Dataset records: Begin

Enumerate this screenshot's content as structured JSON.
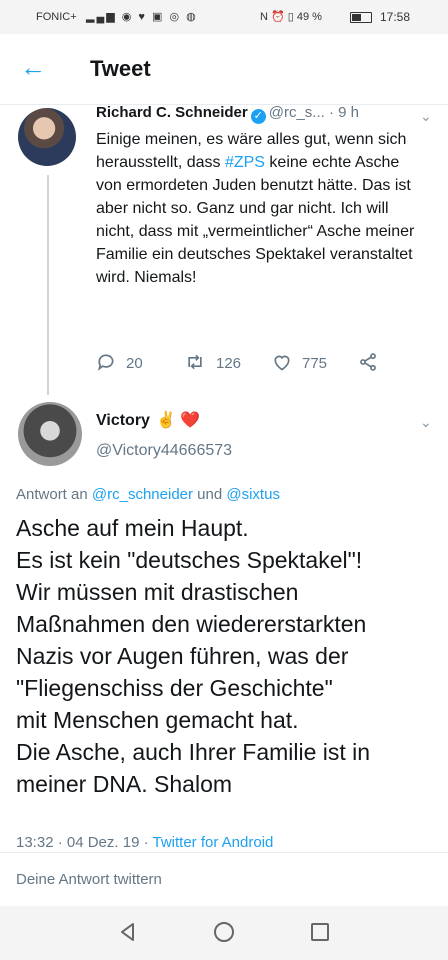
{
  "status_bar": {
    "carrier": "FONIC+",
    "right_icons": "N ⏰ ▯ 49 %",
    "time": "17:58"
  },
  "header": {
    "title": "Tweet"
  },
  "tweet1": {
    "name": "Richard C. Schneider",
    "handle": "@rc_s...",
    "time": "· 9 h",
    "text_before": "Einige meinen, es wäre alles gut, wenn sich herausstellt, dass ",
    "hashtag": "#ZPS",
    "text_after": " keine echte Asche von ermordeten Juden benutzt hätte. Das ist aber nicht so. Ganz und gar nicht. Ich will nicht, dass mit „vermeintlicher“ Asche meiner Familie ein deutsches Spektakel veranstaltet wird. Niemals!",
    "replies": "20",
    "retweets": "126",
    "likes": "775"
  },
  "tweet2": {
    "name": "Victory",
    "name_emoji": "✌️ ❤️",
    "handle": "@Victory44666573",
    "replying_prefix": "Antwort an",
    "replying_user1": "@rc_schneider",
    "replying_conj": "und",
    "replying_user2": "@sixtus",
    "lines": [
      "Asche auf mein Haupt.",
      "Es ist kein \"deutsches Spektakel\"!",
      "Wir müssen mit drastischen",
      "Maßnahmen den wiedererstarkten",
      "Nazis vor Augen führen, was der",
      "\"Fliegenschiss der Geschichte\"",
      "mit Menschen gemacht hat.",
      "Die Asche, auch Ihrer Familie ist in",
      "meiner DNA. Shalom"
    ],
    "timestamp": "13:32 · 04 Dez. 19 ·",
    "source": "Twitter for Android"
  },
  "reply_box": {
    "placeholder": "Deine Antwort twittern"
  },
  "colors": {
    "accent": "#1da1f2",
    "muted": "#657786",
    "heart": "#e0245e"
  }
}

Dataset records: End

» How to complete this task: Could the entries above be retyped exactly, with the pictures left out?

» Solution to the exercise:
Enumerate this screenshot's content as structured JSON.
{
  "status_bar": {
    "carrier": "FONIC+",
    "right_icons": "N ⏰ ▯ 49 %",
    "time": "17:58"
  },
  "header": {
    "title": "Tweet"
  },
  "tweet1": {
    "name": "Richard C. Schneider",
    "handle": "@rc_s...",
    "time": "· 9 h",
    "text_before": "Einige meinen, es wäre alles gut, wenn sich herausstellt, dass ",
    "hashtag": "#ZPS",
    "text_after": " keine echte Asche von ermordeten Juden benutzt hätte. Das ist aber nicht so. Ganz und gar nicht. Ich will nicht, dass mit „vermeintlicher“ Asche meiner Familie ein deutsches Spektakel veranstaltet wird. Niemals!",
    "replies": "20",
    "retweets": "126",
    "likes": "775"
  },
  "tweet2": {
    "name": "Victory",
    "name_emoji": "✌️ ❤️",
    "handle": "@Victory44666573",
    "replying_prefix": "Antwort an",
    "replying_user1": "@rc_schneider",
    "replying_conj": "und",
    "replying_user2": "@sixtus",
    "lines": [
      "Asche auf mein Haupt.",
      "Es ist kein \"deutsches Spektakel\"!",
      "Wir müssen mit drastischen",
      "Maßnahmen den wiedererstarkten",
      "Nazis vor Augen führen, was der",
      "\"Fliegenschiss der Geschichte\"",
      "mit Menschen gemacht hat.",
      "Die Asche, auch Ihrer Familie ist in",
      "meiner DNA. Shalom"
    ],
    "timestamp": "13:32 · 04 Dez. 19 ·",
    "source": "Twitter for Android"
  },
  "reply_box": {
    "placeholder": "Deine Antwort twittern"
  },
  "colors": {
    "accent": "#1da1f2",
    "muted": "#657786",
    "heart": "#e0245e"
  }
}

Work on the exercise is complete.